Get your most current statement and start by identifying and entering constant information into your worksheet. Enter the name of your investment and goal amount in cell A1. Enter the column labels “Interest Rate,” “Number of Periods,” “Payment,” "Present Value" and “Type” in columns A2 through E2. Enter corresponding information into cells A3 through E3. Refer to your statement to find the current interest rate for your investments -- sometimes referred to as annual yield -- and enter this as a decimal percentage, such as 0.08 for an 8 percent rate, in cell A3. Calculate the remaining number of months -- or years if you contribute annually -- during which you will be saving and enter this number in cell B3. Enter your monthly/yearly contribution in cell C3. Precede your payment amount with a negative sign to tell Excel you are paying money into the account. If you are contributing $200 per month, this would appear as -$200. Enter the current value of your retirement fund, if any, in cell D3, again preceding the amount with a negative sign to tell Excel the money is already there. Leave cell E3 blank, using it only as a placeholder to remind you to include it in the FV formula later.
"Ask" Excel two questions, both of which will tell you whether you need to make some adjustments to stay in line with your retirement goals. First, enter “PV = (your current balance); Invest (your monthly contribution) at the beginning of the period for the number of periods you calculate” in cell A4. As an example, this entry could appear as “PV = $20,000; Invest $200 at 8 percent interest at the beginning of the month for 120 months.” Enter the same text into cell A7, except this time you will assume you make contributions at the end of the period. This entry could appear as “PV = $20,000; Invest $200 at 8 percent interest at the end of the month for 120 months.”
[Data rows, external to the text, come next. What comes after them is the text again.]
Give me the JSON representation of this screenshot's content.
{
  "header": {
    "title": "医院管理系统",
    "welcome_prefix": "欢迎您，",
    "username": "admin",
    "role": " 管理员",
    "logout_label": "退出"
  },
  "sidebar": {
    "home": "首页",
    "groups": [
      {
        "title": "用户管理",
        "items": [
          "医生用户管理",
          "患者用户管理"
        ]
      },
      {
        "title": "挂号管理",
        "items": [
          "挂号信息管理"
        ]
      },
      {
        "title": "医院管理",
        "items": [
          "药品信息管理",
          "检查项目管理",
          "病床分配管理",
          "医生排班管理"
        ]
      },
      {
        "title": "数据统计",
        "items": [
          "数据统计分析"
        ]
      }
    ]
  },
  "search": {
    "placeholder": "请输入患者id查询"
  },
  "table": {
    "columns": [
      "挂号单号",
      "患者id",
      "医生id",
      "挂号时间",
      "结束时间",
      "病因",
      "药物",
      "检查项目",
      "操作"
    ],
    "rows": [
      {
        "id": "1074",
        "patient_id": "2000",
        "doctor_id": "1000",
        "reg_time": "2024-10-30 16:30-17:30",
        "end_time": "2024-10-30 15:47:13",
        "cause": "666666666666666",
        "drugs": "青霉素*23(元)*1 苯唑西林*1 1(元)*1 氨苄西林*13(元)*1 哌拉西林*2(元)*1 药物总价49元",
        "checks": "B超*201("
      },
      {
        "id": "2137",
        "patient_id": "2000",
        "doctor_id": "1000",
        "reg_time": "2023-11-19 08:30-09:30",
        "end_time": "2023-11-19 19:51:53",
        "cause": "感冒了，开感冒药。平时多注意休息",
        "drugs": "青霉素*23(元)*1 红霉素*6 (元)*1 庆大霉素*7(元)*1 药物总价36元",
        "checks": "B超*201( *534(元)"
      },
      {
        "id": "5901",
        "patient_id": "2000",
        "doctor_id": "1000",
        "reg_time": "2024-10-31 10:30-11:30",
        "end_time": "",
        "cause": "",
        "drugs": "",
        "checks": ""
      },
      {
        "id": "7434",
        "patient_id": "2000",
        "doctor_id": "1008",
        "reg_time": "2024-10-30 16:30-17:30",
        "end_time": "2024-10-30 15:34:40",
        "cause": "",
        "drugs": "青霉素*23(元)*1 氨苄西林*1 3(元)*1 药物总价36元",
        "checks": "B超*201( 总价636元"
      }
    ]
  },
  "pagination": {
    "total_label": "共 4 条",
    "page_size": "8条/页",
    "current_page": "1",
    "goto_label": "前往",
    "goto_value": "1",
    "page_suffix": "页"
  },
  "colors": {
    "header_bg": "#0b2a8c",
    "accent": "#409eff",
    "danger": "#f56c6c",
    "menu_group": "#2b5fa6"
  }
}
Apply the magic of Excel formulas to see just how well your retirement benefits are performing. Assume your savings goal is $1,500,000 and your current balance is $10,000. Referring to your constant data, enter the FV formula “=FV(rate, number of periods, payment, present value, type).” In cell B5 enter the formula using “1” for the type and in cell B7 enter the formula using “0” for the type. As an example, in cell B5 enter “=FV(0.05,96,-100,-10000,1)” to see that by contributing $100 per month at the beginning of the month for 96 months the FV of investment A will be $1,306,955.56. By entering the formula “=FV(0.05,120,-100,-10000,0)” in cell B7 you will see that by contributing funds at the end of the month the FV of investment A will be $1,296,236.92.
See how making adjustments to one constant data point or more can affect your retirement benefits. Change the monthly contribution amount in cell B5 and B7 to 125 and the number of periods to 100. Notice that by increasing your monthly contribution by $25 and increasing the investment period by four months you will increase retirement savings to $1,657,578.38 if you contribute at the beginning of the month and $1,641,265.72 if you contribute at the end, thereby exceeding your retirement savings goal. Monitor retirement benefits using this formula and make changes as necessary to retirement savings to ensure you meet your overall savings goals.
- Microsoft Office: FV Function
- Microsoft 2010: Data Analysis and Business Modeling; Wayne L. Winston
Based in Green Bay, Wisc., Jackie Lohrey has been writing professionally since 2009. In addition to writing web content and training manuals for small business clients and nonprofit organizations, including ERA Realtors and the Bay Area Humane Society, Lohrey also works as a finance data analyst for a global business outsourcing company.